* **SOURCE MATERIAL**:

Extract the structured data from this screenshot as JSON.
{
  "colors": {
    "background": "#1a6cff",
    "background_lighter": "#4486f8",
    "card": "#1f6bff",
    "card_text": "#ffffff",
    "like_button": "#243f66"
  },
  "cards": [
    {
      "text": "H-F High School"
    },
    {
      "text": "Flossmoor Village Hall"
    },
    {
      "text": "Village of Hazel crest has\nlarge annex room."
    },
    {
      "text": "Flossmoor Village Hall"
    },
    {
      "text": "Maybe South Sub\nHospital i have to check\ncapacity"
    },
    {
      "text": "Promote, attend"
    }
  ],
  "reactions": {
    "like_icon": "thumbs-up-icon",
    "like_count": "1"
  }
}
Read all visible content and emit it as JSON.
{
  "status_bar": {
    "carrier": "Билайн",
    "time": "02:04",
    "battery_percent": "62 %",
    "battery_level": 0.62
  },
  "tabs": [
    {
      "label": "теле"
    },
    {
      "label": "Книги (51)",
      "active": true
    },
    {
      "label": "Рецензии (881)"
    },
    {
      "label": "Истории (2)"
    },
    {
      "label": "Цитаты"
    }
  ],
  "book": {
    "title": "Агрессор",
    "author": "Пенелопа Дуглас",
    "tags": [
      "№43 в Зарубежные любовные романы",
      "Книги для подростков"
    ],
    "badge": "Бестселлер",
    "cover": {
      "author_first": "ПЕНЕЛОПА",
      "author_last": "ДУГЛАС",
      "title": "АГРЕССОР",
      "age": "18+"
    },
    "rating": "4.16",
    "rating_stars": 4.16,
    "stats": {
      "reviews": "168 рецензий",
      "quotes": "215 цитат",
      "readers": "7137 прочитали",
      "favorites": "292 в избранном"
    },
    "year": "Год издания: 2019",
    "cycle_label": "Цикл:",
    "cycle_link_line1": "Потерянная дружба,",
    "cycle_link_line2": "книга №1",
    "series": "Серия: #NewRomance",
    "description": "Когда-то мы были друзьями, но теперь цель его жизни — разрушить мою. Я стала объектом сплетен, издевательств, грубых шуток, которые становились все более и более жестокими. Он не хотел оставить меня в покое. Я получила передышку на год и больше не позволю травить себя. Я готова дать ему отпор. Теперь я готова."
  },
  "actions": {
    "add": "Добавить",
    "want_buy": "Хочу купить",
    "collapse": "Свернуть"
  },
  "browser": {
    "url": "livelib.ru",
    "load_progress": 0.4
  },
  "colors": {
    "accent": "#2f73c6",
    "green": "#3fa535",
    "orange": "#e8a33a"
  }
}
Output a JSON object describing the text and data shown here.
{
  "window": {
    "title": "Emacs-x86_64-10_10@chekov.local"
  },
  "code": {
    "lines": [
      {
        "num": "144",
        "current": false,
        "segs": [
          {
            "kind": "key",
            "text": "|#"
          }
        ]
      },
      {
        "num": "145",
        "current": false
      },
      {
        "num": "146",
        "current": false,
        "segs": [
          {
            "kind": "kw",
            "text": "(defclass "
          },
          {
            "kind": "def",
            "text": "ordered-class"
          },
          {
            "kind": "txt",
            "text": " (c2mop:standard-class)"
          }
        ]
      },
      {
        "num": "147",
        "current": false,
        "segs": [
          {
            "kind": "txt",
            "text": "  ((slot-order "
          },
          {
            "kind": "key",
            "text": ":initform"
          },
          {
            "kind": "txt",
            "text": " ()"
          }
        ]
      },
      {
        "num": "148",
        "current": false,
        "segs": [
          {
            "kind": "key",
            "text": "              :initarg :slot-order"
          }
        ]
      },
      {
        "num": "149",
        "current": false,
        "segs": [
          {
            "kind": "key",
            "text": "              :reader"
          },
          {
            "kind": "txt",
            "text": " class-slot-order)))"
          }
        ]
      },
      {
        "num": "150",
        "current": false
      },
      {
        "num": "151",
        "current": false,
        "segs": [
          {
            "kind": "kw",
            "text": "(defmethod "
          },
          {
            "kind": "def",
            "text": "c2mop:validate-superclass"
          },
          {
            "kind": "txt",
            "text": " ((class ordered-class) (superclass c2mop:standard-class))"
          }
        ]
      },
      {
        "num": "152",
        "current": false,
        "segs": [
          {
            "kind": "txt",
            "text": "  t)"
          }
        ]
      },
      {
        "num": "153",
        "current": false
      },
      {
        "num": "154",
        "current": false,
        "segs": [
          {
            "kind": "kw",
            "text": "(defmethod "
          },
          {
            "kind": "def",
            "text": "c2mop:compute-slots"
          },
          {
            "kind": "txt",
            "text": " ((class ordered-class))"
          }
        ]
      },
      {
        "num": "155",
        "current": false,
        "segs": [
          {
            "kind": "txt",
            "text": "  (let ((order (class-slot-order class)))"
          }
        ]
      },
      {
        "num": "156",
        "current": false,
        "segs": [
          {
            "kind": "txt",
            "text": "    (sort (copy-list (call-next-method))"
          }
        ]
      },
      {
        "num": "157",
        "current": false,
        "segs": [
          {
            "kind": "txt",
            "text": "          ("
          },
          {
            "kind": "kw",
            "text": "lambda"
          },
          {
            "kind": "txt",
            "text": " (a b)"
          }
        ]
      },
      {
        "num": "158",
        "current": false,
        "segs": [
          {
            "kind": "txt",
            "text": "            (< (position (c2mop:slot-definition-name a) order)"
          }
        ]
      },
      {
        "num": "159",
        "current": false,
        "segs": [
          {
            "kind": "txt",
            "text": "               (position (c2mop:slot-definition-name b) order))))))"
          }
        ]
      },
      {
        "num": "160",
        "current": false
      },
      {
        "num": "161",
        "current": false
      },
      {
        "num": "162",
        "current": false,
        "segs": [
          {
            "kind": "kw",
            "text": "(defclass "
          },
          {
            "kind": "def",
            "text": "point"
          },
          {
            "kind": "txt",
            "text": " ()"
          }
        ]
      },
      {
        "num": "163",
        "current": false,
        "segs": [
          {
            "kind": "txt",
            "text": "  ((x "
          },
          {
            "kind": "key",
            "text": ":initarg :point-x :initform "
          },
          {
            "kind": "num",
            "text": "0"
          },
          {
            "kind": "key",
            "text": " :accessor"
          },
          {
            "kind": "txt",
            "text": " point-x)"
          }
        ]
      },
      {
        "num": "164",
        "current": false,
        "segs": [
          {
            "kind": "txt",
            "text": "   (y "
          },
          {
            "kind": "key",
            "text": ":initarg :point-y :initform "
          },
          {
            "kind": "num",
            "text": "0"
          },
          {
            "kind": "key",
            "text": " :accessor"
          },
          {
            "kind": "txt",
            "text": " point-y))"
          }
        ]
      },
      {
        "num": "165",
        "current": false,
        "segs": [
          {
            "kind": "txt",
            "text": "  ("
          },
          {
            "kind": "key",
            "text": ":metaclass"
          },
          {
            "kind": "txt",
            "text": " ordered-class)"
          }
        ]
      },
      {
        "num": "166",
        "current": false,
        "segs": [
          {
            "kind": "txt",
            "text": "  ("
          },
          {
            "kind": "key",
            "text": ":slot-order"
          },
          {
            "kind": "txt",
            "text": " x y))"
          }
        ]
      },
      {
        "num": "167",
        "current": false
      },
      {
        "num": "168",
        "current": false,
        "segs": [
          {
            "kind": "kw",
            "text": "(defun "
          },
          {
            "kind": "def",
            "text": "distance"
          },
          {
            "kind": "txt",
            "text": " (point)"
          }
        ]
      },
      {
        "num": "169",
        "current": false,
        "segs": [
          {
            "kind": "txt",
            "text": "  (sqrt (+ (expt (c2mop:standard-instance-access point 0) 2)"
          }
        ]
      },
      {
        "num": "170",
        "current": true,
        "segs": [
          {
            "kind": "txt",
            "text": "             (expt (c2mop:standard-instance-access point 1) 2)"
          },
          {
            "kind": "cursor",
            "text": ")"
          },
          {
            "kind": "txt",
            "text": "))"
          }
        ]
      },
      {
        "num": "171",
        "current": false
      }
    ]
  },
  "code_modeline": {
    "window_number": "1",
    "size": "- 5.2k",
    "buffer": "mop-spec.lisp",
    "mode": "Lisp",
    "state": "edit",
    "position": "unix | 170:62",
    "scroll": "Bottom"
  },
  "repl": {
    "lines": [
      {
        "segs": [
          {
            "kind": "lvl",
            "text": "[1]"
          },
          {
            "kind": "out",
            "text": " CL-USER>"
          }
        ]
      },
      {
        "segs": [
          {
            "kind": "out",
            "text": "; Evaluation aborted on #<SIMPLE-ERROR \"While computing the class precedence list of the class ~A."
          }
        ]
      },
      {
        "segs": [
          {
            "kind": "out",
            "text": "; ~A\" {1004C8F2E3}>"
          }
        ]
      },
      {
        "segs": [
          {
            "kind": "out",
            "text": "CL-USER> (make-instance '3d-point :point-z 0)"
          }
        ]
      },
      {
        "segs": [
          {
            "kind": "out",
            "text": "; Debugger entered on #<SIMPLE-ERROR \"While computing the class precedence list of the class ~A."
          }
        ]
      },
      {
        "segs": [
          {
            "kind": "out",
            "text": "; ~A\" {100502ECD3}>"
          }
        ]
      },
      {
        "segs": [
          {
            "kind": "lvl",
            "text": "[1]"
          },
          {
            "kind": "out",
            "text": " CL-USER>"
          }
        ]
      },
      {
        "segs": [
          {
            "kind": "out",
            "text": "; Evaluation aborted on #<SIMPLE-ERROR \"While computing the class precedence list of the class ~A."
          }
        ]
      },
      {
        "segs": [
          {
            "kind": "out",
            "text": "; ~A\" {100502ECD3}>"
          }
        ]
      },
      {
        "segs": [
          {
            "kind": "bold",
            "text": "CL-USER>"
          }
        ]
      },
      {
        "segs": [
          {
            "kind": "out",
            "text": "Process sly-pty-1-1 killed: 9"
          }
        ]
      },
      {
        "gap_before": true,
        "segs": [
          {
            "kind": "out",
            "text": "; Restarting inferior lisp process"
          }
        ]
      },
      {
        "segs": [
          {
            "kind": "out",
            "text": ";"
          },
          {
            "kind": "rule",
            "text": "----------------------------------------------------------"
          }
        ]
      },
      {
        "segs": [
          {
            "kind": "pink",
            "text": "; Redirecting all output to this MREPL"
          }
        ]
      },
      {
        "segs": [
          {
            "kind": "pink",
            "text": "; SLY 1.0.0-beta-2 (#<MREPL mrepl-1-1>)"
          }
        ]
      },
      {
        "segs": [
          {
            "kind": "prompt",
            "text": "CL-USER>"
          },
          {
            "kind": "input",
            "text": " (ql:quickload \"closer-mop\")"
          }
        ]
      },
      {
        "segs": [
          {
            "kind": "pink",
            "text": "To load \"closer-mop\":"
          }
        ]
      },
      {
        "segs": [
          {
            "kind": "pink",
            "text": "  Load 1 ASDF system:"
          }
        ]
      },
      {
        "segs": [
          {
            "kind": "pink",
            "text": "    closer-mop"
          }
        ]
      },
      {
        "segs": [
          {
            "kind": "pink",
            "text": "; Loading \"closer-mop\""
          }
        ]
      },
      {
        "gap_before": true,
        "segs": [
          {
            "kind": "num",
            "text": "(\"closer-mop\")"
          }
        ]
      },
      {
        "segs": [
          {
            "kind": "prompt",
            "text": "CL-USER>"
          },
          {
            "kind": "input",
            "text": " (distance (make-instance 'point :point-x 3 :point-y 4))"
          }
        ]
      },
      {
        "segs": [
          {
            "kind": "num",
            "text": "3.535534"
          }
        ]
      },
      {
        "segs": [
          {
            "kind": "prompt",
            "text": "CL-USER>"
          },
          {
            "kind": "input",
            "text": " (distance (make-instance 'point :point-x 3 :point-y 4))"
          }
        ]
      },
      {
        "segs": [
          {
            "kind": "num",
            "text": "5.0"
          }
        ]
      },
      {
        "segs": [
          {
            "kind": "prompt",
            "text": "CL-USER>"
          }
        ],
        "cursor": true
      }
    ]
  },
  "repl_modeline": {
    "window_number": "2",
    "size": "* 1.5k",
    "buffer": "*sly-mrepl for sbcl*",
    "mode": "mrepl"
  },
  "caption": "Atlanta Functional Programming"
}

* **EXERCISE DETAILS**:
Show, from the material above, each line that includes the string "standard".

* **WRITTEN RESPONSE**:
            "text": " (c2mop:standard-class)"
            "text": " ((class ordered-class) (superclass c2mop:standard-class))"
            "text": "  (sqrt (+ (expt (c2mop:standard-instance-access point 0) 2)"
            "text": "             (expt (c2mop:standard-instance-access point 1) 2)"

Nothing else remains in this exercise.